During your eye examination
An eye examination with an optometrist is very straightforward. Your eye examination will probably last somewhere between 20 to 30 minutes.
Having your initial eye examination
During your eye examination you can expect the optometrist to ask a lot of questions about your general health, lifestyle, the quality of your vision and any glasses you wear. This is called "taking a history". These questions are very important. The eye examination should then include:
- A test of your level of eyesight - you will be asked to read letters on a chart or to match symbols.
- Checks of the outer eye to confirm the outside of your eye is healthy and that your eyes react to light.
- Checks of the inner eye - a light will be shone into your eye and you will be asked to look in different directions.
- Tests to confirm that the muscles that control the movement of the eyes are working well.
- Test to work out if you need to wear glasses and what prescription these glasses need to be.
- are over 40
- are over 25 and of African-Caribbean origin
- have a close relative with glaucoma
- are diabetic
Then you should also have:
- a basic field of vision test - to test your side (peripheral) vision
- an eye pressure test - again there are several tests for this, but the most common one involves puffs of air blown at the front of each eye. It does not hurt but will probably make you jump.
Some optometrists may use some additional tests such as retinal photographs and Optical Coherence Tomography (OCT). These tests are not essential but add further peace of mind and provide a useful baseline for following year's tests.
After your eye examination
At the end of the test, the optometrist should:
- explain the results of your test
- tell you if your spectacle prescription has changed and whether you need new spectacles.
- tell you whether your eyes are healthy
- explain anything you need to do next to keep your eyes healthy or whether you need to see an eye doctor.
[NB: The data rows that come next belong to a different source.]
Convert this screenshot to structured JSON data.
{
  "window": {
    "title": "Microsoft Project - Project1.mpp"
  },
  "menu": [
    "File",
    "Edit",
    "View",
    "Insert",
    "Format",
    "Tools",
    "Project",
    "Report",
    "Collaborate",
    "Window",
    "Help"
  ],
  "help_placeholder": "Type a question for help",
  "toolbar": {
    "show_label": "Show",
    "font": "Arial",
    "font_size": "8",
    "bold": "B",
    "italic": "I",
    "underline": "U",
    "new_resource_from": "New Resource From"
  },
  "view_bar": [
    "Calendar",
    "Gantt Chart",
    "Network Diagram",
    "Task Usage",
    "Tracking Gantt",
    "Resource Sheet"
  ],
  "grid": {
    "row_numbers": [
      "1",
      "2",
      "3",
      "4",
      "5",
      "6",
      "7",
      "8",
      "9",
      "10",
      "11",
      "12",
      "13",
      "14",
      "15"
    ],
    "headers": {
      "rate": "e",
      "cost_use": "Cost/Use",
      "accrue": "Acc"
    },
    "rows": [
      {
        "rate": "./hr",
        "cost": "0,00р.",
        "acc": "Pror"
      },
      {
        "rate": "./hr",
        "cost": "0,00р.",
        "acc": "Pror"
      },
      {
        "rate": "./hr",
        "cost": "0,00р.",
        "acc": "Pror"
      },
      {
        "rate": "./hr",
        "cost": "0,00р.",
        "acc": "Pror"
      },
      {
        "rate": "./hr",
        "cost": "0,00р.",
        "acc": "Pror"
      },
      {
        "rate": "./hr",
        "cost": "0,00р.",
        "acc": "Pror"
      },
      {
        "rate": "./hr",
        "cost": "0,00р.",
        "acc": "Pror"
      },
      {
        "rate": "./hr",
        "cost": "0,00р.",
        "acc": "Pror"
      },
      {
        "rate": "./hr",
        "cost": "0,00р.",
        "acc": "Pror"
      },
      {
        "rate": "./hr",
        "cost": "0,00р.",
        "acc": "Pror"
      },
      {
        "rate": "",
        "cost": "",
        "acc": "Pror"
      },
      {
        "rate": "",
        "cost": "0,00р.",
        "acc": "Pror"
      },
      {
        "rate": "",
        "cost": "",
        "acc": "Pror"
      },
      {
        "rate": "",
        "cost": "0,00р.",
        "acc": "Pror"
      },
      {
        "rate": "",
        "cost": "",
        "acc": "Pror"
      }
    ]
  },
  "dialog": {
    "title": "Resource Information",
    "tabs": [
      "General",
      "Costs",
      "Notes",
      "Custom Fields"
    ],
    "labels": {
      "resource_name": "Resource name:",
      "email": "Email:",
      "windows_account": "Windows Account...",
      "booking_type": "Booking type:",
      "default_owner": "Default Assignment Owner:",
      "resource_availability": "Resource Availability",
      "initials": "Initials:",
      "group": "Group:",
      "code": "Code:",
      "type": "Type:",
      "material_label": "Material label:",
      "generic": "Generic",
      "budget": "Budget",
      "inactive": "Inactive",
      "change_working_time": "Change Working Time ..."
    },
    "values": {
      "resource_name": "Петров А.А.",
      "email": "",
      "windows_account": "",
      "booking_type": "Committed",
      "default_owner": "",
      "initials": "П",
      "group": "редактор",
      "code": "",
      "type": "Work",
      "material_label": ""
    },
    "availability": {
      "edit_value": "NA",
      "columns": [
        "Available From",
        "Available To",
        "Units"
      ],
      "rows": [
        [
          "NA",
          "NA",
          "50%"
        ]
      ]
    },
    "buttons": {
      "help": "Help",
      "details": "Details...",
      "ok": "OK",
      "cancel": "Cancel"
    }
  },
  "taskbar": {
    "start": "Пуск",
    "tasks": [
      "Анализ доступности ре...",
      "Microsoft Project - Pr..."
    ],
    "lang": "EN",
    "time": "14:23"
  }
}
If your optometrist thinks you need further eye health investigation, they will arrange for your referral in the most appropriate way. This may be with a letter to your GP to arrange an appointment at the hospital, or with a letter for you to take to the local Accident and Emergency department if they think you need to be seen quickly. Some areas have MEC schemes (Minor Eye Condition) where you may be referred to another optometrist to do further tests to decide whether you need to see an eye doctor. Some minor eye conditions can be treated by the optometrist without need of a referral to the hospital. The arrangements for referring you may depend on where you live.